thank you for reading :)

Sunday, March 13, 2016

My Life Next Door by Huntley Fitzpatrick

The Garretts are everything the Reeds are not. Loud, numerous, messy, affectionate. And every day from her balcony perch, seventeen-year-old Samantha Reed wishes she was one of them... until one summer evening, Jase Garrett climbs her terrace and changes everything. As the two fall fiercely in love, Jase's family makes Samantha one of their own. Then in an instant, the bottom drops out of her world and she is suddenly faced with an impossible decision. Which perfect family will save her? Or is it time she saved herself?

Author: Huntley Fitzpatrick
Publisher: Electric Monkey
Date of Publication: January 7th 2016
Pages: 464
Source: Review copy from the publisher
Goodreads | Amazon

I received a free copy of this book from Electric Monkey in exchange for a honest review. This does not affect my review/opinions in any way. Thank you!

I received and read this while I was still in hospital - my mum bought the package in and I squealed when I opened it (by this point, I was feeling uninspired by the small selection of my TBR that I had in my room). This is one that has been on my wishlist for a very, very long time.

Now, if you know me at all - you will know I have a big soft spot for romance novels. I used to be fairly ashamed of it, as a feminist; but I realised that it wasn't anti-feminist to like a few cliches once in a while. So, naturally, I let myself read My Life Next Door in the space of a day, whenever I had the chance between my classes and therapies.

When you start My Life Next Door, it seems to be a slight Romeo-and-Juliet plot, but further on, I think I'd disagree. While they have to be secret or undercover, there's no real split between the two families - just elitist disapproval and misunderstanding from Samantha's mum. And this element of social class made it all the more interesting; and not just because I study sociology! I was so sure that I'd hate Samantha in the beginning; but you learn that she's not the issue.

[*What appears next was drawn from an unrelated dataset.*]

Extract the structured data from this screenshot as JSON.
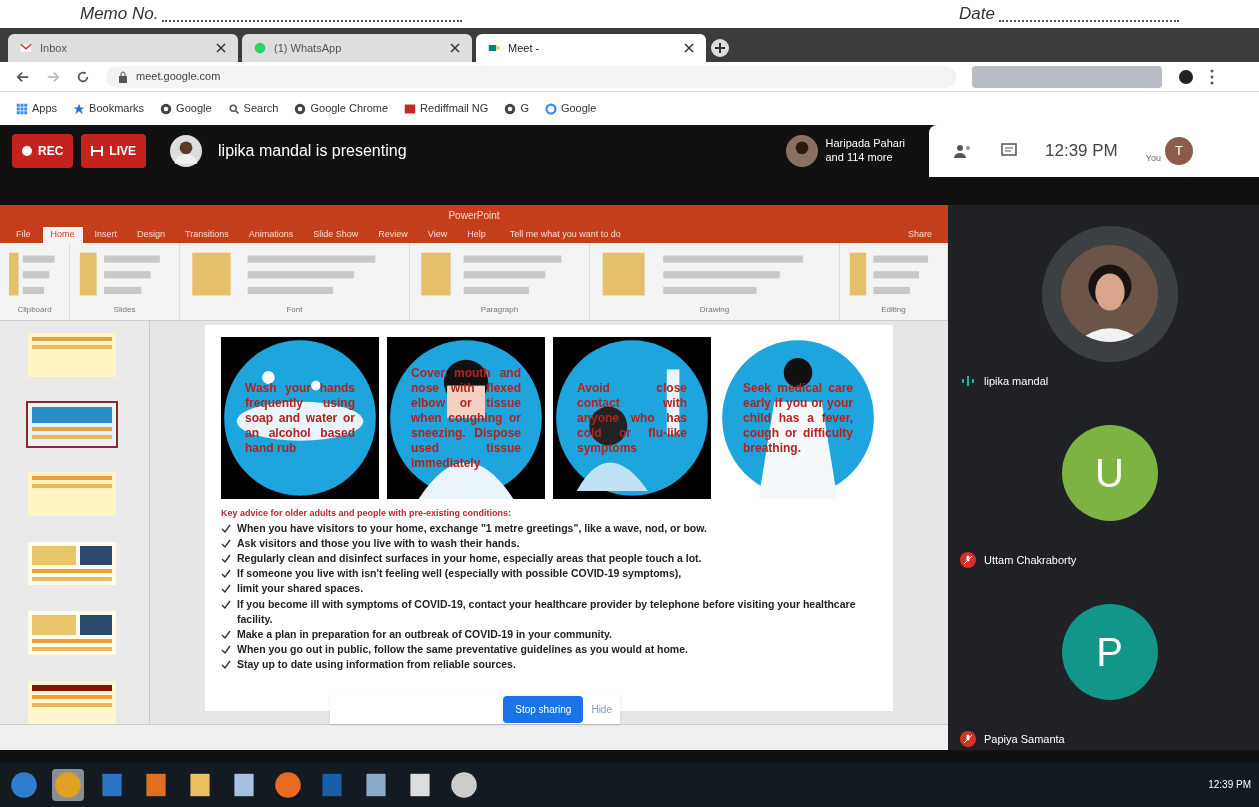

I loved George, Jase's younger brother. I haven't loved a supporting character like I have George in a very long time - he is absolutely adorable and just made it more fun to read and to laugh it. Younger kids always make romances slightly more interesting, with their mischief, interruptions or insinuations, and I couldn't have loved him more.

I can see why people have issues with this - and yes, they did run through the cynical part of me - but I just liked it too much, and I had to overlook them. Yes, it seemed "meant to be", because the mum hated the family and Samantha had been watching them from her window. Okay, I know. But I just love the nice feeling of reading these books and smiling at how people come to love each other.

This book definitely had cliches, and parts where it made me roll my eyes, but I generally really enjoyed it and it uplifted me during my hospital admission - and that's all I could ask for, really.

Saturday, February 06, 2016

Let's Chat: Stigma and Where I've Been

Hi! Long time no see, right??

If you don't remember, my name is Charli and I run To Another World... sometimes. I wouldn't be surprised if I've been a little bit forgotten!

So, for the last 9 or so weeks I've been in a mental health adolescent unit - my anxiety issues spiraled far out of control and a medication went a bit wrong. I'm being very open about it because I figure, how do we get rid of stigma without someone talking about it?

People see these units like old asylums, and I assure you they are nothing of the sort. They are like communal living, essentially - individual bedrooms, shared kitchen, dining room and lounges. The staff are lovely and supportive; and the patients are some of the best people I've ever met.

Yes, there are incidents and alarms and it becomes hard some days; but my experience has been enlightening and helpful. We have about 5 types of therapy each week, as well as lessons, and it's been great.

Back to me. I'm getting discharged on Wednesday! So, hopefully I'll gradually be back to blogging; I have about 3 months of schoolwork to catch up on, but I want to try, because blogging is something I am still firmly in love with.

I love you all, and thank you for the support;